**Material shown:**
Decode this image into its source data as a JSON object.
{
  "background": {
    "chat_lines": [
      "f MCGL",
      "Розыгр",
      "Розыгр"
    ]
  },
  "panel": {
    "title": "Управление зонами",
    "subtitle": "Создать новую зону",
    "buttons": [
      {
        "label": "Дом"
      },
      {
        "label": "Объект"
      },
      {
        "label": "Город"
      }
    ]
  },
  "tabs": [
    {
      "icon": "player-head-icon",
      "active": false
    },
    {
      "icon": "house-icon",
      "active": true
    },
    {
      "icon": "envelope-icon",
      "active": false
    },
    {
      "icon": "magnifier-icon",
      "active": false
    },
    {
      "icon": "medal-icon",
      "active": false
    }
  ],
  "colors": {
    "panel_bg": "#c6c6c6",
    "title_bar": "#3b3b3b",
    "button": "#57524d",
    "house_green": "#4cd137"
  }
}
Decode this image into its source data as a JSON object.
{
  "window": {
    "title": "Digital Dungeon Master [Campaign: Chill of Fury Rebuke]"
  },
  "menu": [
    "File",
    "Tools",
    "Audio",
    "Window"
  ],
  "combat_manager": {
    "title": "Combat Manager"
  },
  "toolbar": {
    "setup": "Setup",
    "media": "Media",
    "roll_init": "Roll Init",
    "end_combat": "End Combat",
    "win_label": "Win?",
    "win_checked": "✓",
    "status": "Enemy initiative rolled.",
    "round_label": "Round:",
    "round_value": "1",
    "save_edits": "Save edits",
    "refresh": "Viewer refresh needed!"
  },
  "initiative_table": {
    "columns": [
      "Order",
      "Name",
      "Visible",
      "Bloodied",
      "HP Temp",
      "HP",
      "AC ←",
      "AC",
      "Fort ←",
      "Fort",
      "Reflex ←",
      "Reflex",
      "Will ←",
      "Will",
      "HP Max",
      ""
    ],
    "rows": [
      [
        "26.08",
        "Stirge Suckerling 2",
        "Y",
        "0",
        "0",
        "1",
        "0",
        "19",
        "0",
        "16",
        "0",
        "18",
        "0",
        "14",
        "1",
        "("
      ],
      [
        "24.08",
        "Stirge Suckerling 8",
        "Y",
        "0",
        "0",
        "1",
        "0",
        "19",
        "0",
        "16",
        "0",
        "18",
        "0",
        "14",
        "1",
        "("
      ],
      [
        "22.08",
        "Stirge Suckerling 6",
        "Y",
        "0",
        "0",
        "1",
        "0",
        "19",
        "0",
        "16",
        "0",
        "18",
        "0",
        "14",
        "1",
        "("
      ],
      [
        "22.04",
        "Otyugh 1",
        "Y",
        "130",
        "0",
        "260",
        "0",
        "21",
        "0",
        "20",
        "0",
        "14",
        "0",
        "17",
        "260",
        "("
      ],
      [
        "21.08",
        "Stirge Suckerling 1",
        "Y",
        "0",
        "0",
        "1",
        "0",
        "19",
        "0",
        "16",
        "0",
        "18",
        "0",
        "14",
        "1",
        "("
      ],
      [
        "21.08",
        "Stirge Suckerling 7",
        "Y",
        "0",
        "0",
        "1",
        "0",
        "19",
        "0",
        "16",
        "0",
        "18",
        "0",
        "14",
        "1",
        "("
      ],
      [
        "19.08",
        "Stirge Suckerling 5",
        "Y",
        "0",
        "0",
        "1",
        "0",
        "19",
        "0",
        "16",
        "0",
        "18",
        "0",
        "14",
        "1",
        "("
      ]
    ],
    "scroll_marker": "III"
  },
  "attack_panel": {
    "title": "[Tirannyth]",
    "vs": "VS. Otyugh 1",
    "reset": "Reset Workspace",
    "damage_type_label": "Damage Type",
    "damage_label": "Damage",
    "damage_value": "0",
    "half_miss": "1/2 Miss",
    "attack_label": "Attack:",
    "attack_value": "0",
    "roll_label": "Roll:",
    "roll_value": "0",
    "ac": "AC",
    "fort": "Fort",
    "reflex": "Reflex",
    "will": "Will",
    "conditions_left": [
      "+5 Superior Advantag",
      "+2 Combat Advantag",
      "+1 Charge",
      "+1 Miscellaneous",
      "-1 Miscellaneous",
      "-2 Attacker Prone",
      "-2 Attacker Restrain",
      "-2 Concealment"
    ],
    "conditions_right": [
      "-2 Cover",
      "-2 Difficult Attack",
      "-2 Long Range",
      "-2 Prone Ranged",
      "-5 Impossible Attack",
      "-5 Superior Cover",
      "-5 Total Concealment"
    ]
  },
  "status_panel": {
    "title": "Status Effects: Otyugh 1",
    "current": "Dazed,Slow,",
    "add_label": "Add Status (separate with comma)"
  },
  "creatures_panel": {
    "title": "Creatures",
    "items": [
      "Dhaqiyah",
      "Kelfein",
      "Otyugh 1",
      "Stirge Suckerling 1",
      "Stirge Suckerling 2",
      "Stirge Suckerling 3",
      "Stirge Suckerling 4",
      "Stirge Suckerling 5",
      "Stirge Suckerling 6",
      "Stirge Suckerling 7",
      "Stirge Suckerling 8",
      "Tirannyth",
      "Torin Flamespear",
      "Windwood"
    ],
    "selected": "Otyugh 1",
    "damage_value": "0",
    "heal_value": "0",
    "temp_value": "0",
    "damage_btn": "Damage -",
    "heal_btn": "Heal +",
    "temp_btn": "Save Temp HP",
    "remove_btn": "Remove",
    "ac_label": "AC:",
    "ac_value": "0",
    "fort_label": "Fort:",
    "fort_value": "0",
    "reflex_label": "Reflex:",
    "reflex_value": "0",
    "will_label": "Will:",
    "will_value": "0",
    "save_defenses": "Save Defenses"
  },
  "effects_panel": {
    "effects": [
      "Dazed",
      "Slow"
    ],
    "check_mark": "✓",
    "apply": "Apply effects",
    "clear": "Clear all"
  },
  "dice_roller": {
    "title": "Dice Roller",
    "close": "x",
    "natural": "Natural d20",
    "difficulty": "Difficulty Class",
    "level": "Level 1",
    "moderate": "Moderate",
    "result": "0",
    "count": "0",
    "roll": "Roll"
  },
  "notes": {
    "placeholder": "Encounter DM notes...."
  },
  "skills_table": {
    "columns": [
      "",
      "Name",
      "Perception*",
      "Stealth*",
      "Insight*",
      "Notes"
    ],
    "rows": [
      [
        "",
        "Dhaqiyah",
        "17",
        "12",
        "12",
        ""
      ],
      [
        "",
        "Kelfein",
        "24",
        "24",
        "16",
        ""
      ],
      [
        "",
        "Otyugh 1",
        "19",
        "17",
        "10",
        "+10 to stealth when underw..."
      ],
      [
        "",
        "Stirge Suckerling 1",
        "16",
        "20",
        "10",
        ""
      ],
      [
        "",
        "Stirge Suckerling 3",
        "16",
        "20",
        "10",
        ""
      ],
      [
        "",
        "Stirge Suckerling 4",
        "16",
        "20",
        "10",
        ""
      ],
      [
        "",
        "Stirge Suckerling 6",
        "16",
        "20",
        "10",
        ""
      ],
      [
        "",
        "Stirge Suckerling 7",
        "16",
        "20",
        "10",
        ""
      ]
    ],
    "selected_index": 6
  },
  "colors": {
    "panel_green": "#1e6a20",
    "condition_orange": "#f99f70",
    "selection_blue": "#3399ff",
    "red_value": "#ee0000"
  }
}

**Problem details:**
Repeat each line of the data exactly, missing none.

**Task output:**
Decode this image into its source data as a JSON object.
{
  "background": {
    "chat_lines": [
      "f MCGL",
      "Розыгр",
      "Розыгр"
    ]
  },
  "panel": {
    "title": "Управление зонами",
    "subtitle": "Создать новую зону",
    "buttons": [
      {
        "label": "Дом"
      },
      {
        "label": "Объект"
      },
      {
        "label": "Город"
      }
    ]
  },
  "tabs": [
    {
      "icon": "player-head-icon",
      "active": false
    },
    {
      "icon": "house-icon",
      "active": true
    },
    {
      "icon": "envelope-icon",
      "active": false
    },
    {
      "icon": "magnifier-icon",
      "active": false
    },
    {
      "icon": "medal-icon",
      "active": false
    }
  ],
  "colors": {
    "panel_bg": "#c6c6c6",
    "title_bar": "#3b3b3b",
    "button": "#57524d",
    "house_green": "#4cd137"
  }
}
Decode this image into its source data as a JSON object.
{
  "window": {
    "title": "Digital Dungeon Master [Campaign: Chill of Fury Rebuke]"
  },
  "menu": [
    "File",
    "Tools",
    "Audio",
    "Window"
  ],
  "combat_manager": {
    "title": "Combat Manager"
  },
  "toolbar": {
    "setup": "Setup",
    "media": "Media",
    "roll_init": "Roll Init",
    "end_combat": "End Combat",
    "win_label": "Win?",
    "win_checked": "✓",
    "status": "Enemy initiative rolled.",
    "round_label": "Round:",
    "round_value": "1",
    "save_edits": "Save edits",
    "refresh": "Viewer refresh needed!"
  },
  "initiative_table": {
    "columns": [
      "Order",
      "Name",
      "Visible",
      "Bloodied",
      "HP Temp",
      "HP",
      "AC ←",
      "AC",
      "Fort ←",
      "Fort",
      "Reflex ←",
      "Reflex",
      "Will ←",
      "Will",
      "HP Max",
      ""
    ],
    "rows": [
      [
        "26.08",
        "Stirge Suckerling 2",
        "Y",
        "0",
        "0",
        "1",
        "0",
        "19",
        "0",
        "16",
        "0",
        "18",
        "0",
        "14",
        "1",
        "("
      ],
      [
        "24.08",
        "Stirge Suckerling 8",
        "Y",
        "0",
        "0",
        "1",
        "0",
        "19",
        "0",
        "16",
        "0",
        "18",
        "0",
        "14",
        "1",
        "("
      ],
      [
        "22.08",
        "Stirge Suckerling 6",
        "Y",
        "0",
        "0",
        "1",
        "0",
        "19",
        "0",
        "16",
        "0",
        "18",
        "0",
        "14",
        "1",
        "("
      ],
      [
        "22.04",
        "Otyugh 1",
        "Y",
        "130",
        "0",
        "260",
        "0",
        "21",
        "0",
        "20",
        "0",
        "14",
        "0",
        "17",
        "260",
        "("
      ],
      [
        "21.08",
        "Stirge Suckerling 1",
        "Y",
        "0",
        "0",
        "1",
        "0",
        "19",
        "0",
        "16",
        "0",
        "18",
        "0",
        "14",
        "1",
        "("
      ],
      [
        "21.08",
        "Stirge Suckerling 7",
        "Y",
        "0",
        "0",
        "1",
        "0",
        "19",
        "0",
        "16",
        "0",
        "18",
        "0",
        "14",
        "1",
        "("
      ],
      [
        "19.08",
        "Stirge Suckerling 5",
        "Y",
        "0",
        "0",
        "1",
        "0",
        "19",
        "0",
        "16",
        "0",
        "18",
        "0",
        "14",
        "1",
        "("
      ]
    ],
    "scroll_marker": "III"
  },
  "attack_panel": {
    "title": "[Tirannyth]",
    "vs": "VS. Otyugh 1",
    "reset": "Reset Workspace",
    "damage_type_label": "Damage Type",
    "damage_label": "Damage",
    "damage_value": "0",
    "half_miss": "1/2 Miss",
    "attack_label": "Attack:",
    "attack_value": "0",
    "roll_label": "Roll:",
    "roll_value": "0",
    "ac": "AC",
    "fort": "Fort",
    "reflex": "Reflex",
    "will": "Will",
    "conditions_left": [
      "+5 Superior Advantag",
      "+2 Combat Advantag",
      "+1 Charge",
      "+1 Miscellaneous",
      "-1 Miscellaneous",
      "-2 Attacker Prone",
      "-2 Attacker Restrain",
      "-2 Concealment"
    ],
    "conditions_right": [
      "-2 Cover",
      "-2 Difficult Attack",
      "-2 Long Range",
      "-2 Prone Ranged",
      "-5 Impossible Attack",
      "-5 Superior Cover",
      "-5 Total Concealment"
    ]
  },
  "status_panel": {
    "title": "Status Effects: Otyugh 1",
    "current": "Dazed,Slow,",
    "add_label": "Add Status (separate with comma)"
  },
  "creatures_panel": {
    "title": "Creatures",
    "items": [
      "Dhaqiyah",
      "Kelfein",
      "Otyugh 1",
      "Stirge Suckerling 1",
      "Stirge Suckerling 2",
      "Stirge Suckerling 3",
      "Stirge Suckerling 4",
      "Stirge Suckerling 5",
      "Stirge Suckerling 6",
      "Stirge Suckerling 7",
      "Stirge Suckerling 8",
      "Tirannyth",
      "Torin Flamespear",
      "Windwood"
    ],
    "selected": "Otyugh 1",
    "damage_value": "0",
    "heal_value": "0",
    "temp_value": "0",
    "damage_btn": "Damage -",
    "heal_btn": "Heal +",
    "temp_btn": "Save Temp HP",
    "remove_btn": "Remove",
    "ac_label": "AC:",
    "ac_value": "0",
    "fort_label": "Fort:",
    "fort_value": "0",
    "reflex_label": "Reflex:",
    "reflex_value": "0",
    "will_label": "Will:",
    "will_value": "0",
    "save_defenses": "Save Defenses"
  },
  "effects_panel": {
    "effects": [
      "Dazed",
      "Slow"
    ],
    "check_mark": "✓",
    "apply": "Apply effects",
    "clear": "Clear all"
  },
  "dice_roller": {
    "title": "Dice Roller",
    "close": "x",
    "natural": "Natural d20",
    "difficulty": "Difficulty Class",
    "level": "Level 1",
    "moderate": "Moderate",
    "result": "0",
    "count": "0",
    "roll": "Roll"
  },
  "notes": {
    "placeholder": "Encounter DM notes...."
  },
  "skills_table": {
    "columns": [
      "",
      "Name",
      "Perception*",
      "Stealth*",
      "Insight*",
      "Notes"
    ],
    "rows": [
      [
        "",
        "Dhaqiyah",
        "17",
        "12",
        "12",
        ""
      ],
      [
        "",
        "Kelfein",
        "24",
        "24",
        "16",
        ""
      ],
      [
        "",
        "Otyugh 1",
        "19",
        "17",
        "10",
        "+10 to stealth when underw..."
      ],
      [
        "",
        "Stirge Suckerling 1",
        "16",
        "20",
        "10",
        ""
      ],
      [
        "",
        "Stirge Suckerling 3",
        "16",
        "20",
        "10",
        ""
      ],
      [
        "",
        "Stirge Suckerling 4",
        "16",
        "20",
        "10",
        ""
      ],
      [
        "",
        "Stirge Suckerling 6",
        "16",
        "20",
        "10",
        ""
      ],
      [
        "",
        "Stirge Suckerling 7",
        "16",
        "20",
        "10",
        ""
      ]
    ],
    "selected_index": 6
  },
  "colors": {
    "panel_green": "#1e6a20",
    "condition_orange": "#f99f70",
    "selection_blue": "#3399ff",
    "red_value": "#ee0000"
  }
}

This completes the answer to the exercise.